Work to be completed:
Scan the records below and report how many lines include the string "应用列表"; the number alone will do.

Exercise input:
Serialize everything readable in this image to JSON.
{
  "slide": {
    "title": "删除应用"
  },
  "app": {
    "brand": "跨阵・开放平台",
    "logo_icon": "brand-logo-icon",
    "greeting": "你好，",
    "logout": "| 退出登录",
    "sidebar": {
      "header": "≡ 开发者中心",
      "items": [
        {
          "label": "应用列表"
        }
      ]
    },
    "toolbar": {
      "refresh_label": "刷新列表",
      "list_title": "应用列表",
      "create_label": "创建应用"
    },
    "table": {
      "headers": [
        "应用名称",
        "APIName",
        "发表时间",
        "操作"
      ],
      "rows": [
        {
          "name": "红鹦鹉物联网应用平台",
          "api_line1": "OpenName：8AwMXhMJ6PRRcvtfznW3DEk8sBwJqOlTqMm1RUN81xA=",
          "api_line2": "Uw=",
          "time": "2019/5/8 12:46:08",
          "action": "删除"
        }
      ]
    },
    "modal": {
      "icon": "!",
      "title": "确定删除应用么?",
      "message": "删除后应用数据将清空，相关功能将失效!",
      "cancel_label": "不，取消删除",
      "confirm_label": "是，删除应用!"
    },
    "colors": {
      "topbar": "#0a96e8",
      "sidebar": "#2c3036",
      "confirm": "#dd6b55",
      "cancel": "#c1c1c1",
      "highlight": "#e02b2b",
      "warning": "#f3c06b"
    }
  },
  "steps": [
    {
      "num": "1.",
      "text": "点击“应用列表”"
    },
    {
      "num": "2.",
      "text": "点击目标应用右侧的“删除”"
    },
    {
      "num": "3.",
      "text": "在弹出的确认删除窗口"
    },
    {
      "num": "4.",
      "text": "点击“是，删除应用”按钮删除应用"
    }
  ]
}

Exercise solution:
3